• [PROBLEM TO SOLVE]: Please filter the entries and return only the lines that include "full".

• [DATA UNDER STUDY]:
★ ★ ★ ★

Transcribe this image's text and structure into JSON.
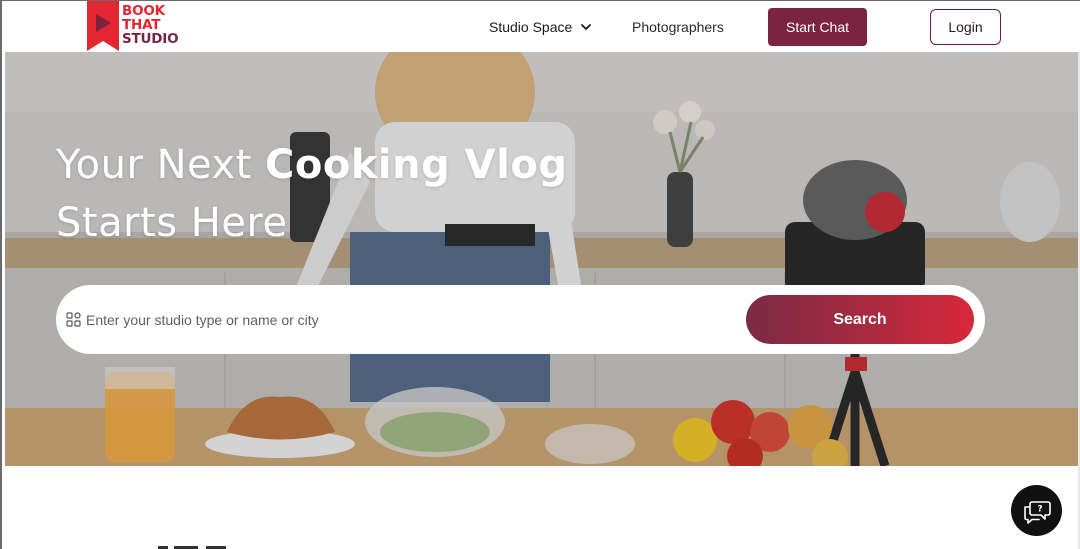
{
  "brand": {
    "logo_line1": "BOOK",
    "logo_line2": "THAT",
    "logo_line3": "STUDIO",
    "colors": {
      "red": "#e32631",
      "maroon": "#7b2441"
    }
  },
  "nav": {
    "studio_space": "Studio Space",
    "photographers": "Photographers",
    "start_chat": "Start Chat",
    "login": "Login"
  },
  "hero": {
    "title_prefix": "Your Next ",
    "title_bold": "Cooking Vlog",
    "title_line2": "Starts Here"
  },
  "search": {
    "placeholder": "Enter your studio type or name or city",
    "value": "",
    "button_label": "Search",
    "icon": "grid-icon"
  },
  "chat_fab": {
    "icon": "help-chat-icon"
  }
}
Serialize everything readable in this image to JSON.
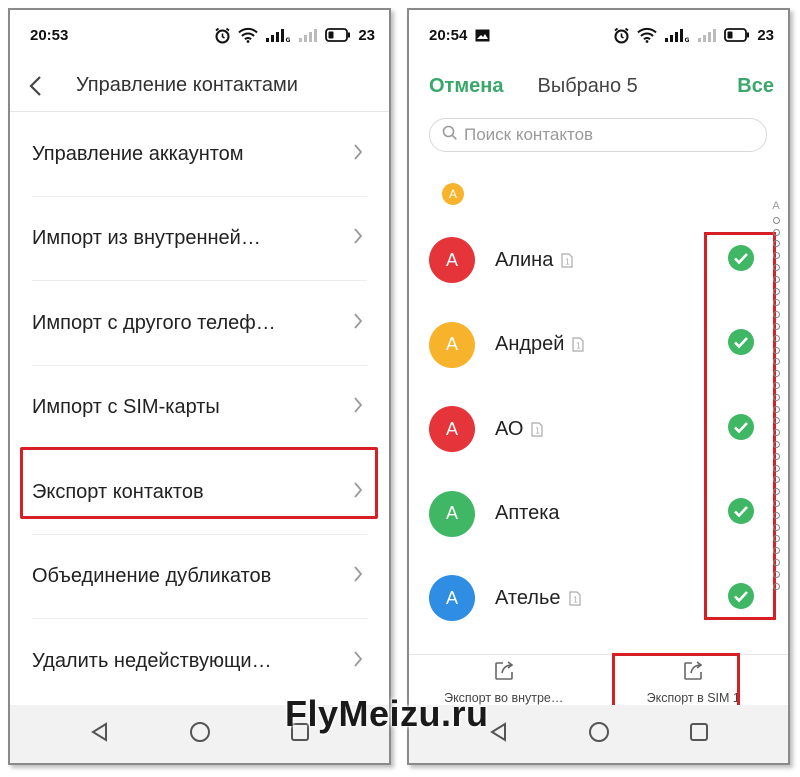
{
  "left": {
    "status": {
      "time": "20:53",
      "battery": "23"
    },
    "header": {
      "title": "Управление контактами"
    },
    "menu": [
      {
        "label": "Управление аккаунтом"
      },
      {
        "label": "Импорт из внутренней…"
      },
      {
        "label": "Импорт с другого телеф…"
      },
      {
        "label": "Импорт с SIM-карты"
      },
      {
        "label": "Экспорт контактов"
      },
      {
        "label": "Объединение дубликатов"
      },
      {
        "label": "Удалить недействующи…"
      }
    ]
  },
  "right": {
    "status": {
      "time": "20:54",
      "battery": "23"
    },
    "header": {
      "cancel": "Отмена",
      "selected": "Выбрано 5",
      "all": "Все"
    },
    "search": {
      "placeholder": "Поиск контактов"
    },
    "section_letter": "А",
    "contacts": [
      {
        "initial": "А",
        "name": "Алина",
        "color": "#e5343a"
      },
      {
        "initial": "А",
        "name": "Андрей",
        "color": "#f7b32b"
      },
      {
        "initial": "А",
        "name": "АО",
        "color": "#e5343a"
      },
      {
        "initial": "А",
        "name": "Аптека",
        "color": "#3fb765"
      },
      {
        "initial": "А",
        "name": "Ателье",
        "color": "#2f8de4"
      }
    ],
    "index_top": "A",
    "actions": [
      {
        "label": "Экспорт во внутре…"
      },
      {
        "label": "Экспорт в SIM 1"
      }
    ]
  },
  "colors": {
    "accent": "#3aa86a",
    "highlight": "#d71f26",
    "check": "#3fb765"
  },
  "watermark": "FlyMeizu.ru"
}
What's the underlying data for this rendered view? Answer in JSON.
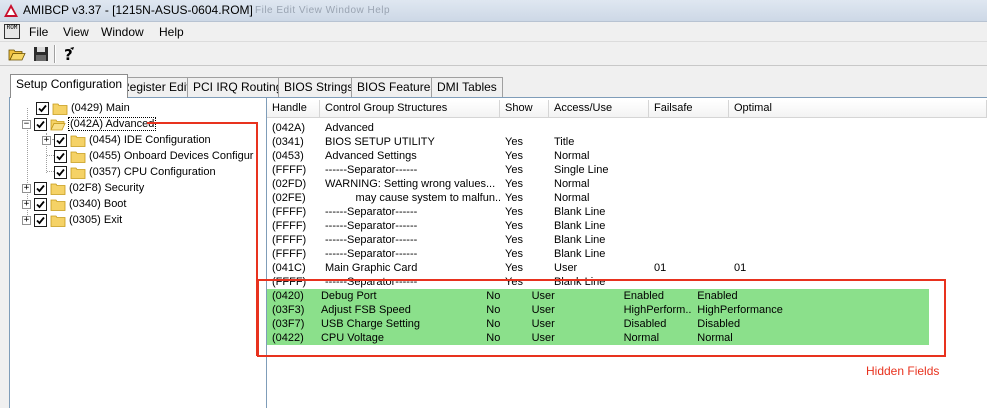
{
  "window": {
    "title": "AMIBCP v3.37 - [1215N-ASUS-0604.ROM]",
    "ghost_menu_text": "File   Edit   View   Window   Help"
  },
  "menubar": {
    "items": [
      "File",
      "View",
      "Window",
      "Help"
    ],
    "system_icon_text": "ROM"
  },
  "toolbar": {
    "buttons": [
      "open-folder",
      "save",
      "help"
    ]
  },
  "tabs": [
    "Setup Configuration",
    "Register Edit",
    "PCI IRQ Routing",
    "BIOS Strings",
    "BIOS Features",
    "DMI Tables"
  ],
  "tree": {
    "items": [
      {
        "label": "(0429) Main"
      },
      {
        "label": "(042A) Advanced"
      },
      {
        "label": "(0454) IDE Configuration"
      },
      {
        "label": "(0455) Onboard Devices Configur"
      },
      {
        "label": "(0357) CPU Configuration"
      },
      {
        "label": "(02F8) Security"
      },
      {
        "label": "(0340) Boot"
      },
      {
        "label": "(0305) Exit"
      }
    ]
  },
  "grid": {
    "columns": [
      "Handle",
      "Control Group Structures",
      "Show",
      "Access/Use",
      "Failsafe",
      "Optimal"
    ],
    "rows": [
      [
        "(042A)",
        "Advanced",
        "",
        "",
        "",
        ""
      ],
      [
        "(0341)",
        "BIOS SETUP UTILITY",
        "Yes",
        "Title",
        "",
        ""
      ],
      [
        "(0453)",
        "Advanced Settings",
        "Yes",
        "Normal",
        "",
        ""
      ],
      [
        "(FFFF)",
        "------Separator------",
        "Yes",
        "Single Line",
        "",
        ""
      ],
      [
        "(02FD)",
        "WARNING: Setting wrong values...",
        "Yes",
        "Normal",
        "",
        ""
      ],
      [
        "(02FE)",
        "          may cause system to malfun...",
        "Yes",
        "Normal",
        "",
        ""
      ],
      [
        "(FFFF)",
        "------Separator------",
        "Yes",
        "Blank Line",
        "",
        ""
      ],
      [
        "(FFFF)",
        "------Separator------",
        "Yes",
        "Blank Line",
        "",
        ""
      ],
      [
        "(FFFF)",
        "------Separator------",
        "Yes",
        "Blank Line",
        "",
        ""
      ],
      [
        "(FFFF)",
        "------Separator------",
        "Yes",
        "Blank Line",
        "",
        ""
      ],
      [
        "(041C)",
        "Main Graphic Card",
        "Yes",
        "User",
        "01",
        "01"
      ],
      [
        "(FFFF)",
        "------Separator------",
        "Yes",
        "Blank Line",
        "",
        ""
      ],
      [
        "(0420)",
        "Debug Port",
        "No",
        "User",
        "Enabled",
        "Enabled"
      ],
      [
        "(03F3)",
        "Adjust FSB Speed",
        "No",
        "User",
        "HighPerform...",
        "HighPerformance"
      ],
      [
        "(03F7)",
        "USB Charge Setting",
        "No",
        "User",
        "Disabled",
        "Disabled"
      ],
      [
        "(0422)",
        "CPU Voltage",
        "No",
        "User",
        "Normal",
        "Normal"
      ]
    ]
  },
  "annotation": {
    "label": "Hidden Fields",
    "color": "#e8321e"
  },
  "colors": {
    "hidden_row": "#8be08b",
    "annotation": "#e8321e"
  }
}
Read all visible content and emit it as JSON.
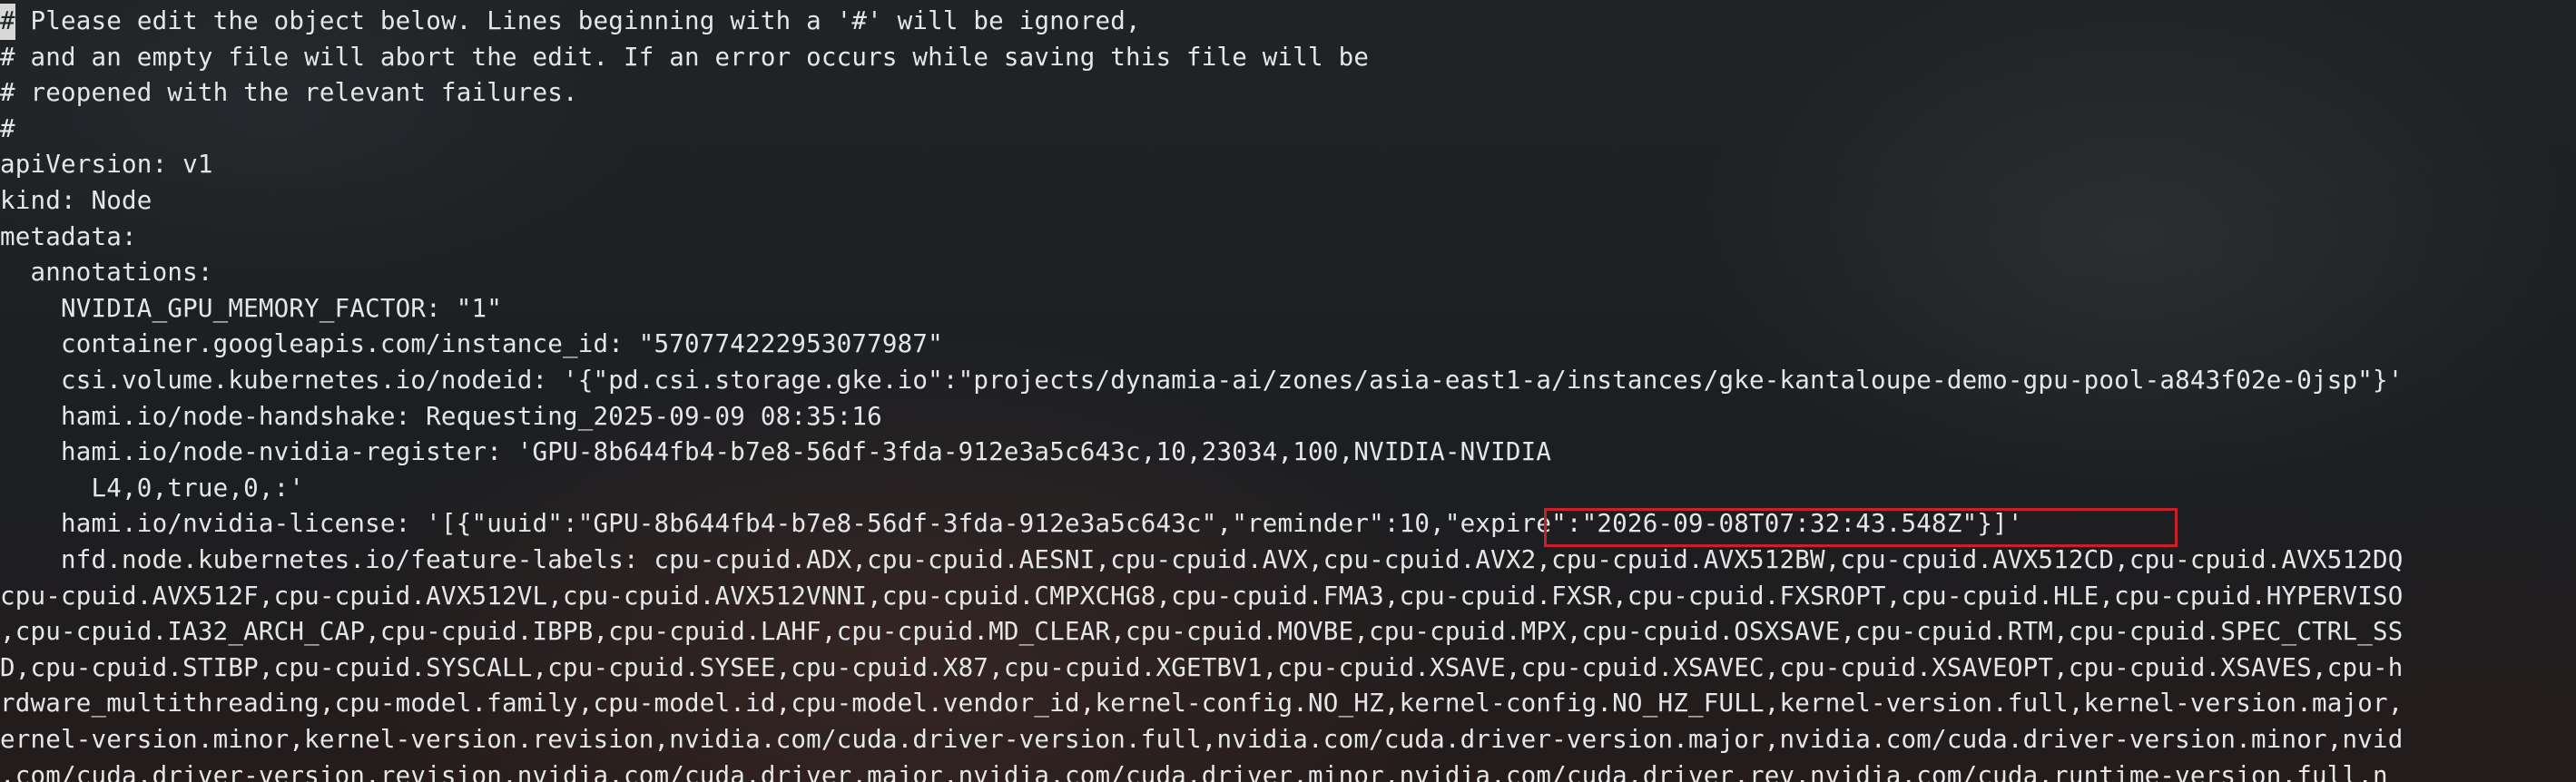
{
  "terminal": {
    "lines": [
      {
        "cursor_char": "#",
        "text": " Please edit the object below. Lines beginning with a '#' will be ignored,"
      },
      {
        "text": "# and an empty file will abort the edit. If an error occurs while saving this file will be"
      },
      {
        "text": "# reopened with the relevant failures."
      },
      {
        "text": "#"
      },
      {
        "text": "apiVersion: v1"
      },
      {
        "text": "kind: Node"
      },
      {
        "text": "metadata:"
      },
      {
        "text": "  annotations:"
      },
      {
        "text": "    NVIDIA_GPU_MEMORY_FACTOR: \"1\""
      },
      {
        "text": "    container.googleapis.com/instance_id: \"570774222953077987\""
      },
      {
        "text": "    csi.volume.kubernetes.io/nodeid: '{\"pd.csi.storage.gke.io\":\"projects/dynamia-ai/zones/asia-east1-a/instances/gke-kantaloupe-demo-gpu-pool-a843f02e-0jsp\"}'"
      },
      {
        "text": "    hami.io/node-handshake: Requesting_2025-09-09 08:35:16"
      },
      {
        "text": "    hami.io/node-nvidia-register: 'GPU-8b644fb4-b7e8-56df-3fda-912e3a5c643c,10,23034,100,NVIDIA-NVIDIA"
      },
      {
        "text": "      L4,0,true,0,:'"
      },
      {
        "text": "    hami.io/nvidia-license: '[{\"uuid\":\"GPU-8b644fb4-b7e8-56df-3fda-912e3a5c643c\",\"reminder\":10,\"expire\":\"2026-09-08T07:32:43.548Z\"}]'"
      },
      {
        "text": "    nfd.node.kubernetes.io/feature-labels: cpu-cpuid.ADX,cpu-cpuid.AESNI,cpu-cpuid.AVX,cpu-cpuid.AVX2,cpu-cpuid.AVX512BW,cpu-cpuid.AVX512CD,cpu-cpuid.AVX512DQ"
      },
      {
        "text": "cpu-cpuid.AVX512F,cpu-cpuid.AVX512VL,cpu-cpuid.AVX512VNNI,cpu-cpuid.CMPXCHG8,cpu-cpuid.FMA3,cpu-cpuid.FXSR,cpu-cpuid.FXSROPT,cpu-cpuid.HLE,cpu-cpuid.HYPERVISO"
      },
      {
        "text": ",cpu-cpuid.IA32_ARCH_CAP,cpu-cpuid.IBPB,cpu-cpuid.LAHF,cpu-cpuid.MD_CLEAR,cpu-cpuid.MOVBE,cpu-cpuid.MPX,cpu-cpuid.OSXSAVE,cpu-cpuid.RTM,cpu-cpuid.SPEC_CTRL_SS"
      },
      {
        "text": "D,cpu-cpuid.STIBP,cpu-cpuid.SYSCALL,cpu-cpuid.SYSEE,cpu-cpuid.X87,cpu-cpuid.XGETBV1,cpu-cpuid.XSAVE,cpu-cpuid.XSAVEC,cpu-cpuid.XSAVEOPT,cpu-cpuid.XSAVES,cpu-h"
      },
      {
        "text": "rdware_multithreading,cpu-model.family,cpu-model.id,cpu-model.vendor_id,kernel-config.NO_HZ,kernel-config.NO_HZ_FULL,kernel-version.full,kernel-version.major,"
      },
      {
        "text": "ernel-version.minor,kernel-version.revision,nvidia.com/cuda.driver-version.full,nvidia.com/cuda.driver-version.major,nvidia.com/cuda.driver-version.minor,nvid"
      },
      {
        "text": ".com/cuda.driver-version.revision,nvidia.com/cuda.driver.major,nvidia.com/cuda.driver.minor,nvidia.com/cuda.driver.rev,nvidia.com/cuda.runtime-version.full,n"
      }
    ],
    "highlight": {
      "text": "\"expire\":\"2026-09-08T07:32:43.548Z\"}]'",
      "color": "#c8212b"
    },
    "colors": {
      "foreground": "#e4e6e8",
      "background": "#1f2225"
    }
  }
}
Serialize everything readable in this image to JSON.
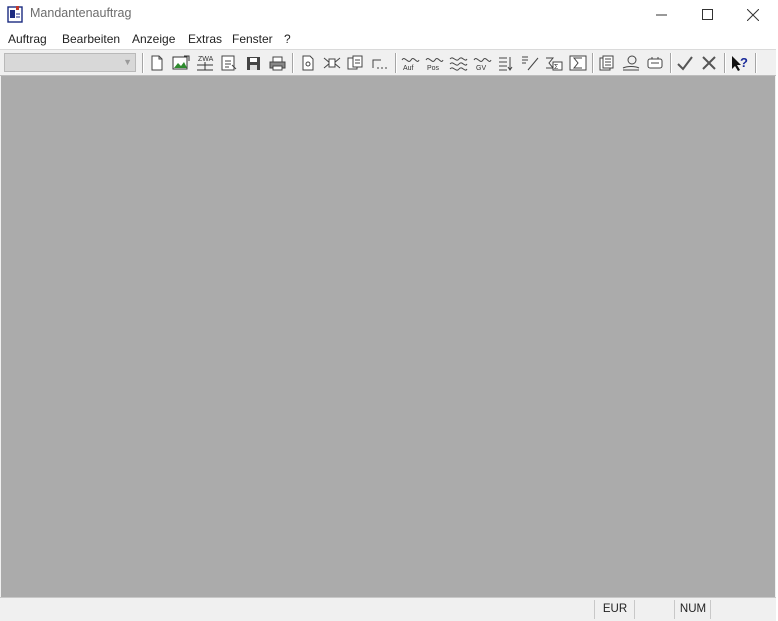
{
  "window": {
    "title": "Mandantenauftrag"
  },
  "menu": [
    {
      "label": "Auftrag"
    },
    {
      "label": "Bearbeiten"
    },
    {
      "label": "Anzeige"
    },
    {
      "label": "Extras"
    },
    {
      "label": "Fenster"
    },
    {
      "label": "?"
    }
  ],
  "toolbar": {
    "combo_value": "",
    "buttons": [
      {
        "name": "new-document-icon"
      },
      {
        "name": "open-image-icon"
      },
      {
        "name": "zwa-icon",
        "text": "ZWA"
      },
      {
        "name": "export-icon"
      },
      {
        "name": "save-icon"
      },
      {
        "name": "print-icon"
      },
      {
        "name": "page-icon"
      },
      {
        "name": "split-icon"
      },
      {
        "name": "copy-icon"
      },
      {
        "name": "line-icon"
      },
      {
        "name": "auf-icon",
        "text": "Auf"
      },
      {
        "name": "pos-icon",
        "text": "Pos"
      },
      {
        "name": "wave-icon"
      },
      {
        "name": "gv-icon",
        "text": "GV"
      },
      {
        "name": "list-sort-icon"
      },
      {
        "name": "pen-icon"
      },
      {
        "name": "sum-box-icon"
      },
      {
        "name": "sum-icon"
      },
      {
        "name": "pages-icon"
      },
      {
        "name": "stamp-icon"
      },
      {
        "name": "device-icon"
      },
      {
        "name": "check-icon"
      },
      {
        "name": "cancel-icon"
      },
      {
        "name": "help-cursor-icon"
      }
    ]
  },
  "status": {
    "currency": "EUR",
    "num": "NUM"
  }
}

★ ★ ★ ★

• [TASK RESULT]:
        "text": "rdware_multithreading,cpu-model.family,cpu-model.id,cpu-model.vendor_id,kernel-config.NO_HZ,kernel-config.NO_HZ_FULL,kernel-version.full,kernel-version.major,"
        "text": "ernel-version.minor,kernel-version.revision,nvidia.com/cuda.driver-version.full,nvidia.com/cuda.driver-version.major,nvidia.com/cuda.driver-version.minor,nvid"
        "text": ".com/cuda.driver-version.revision,nvidia.com/cuda.driver.major,nvidia.com/cuda.driver.minor,nvidia.com/cuda.driver.rev,nvidia.com/cuda.runtime-version.full,n"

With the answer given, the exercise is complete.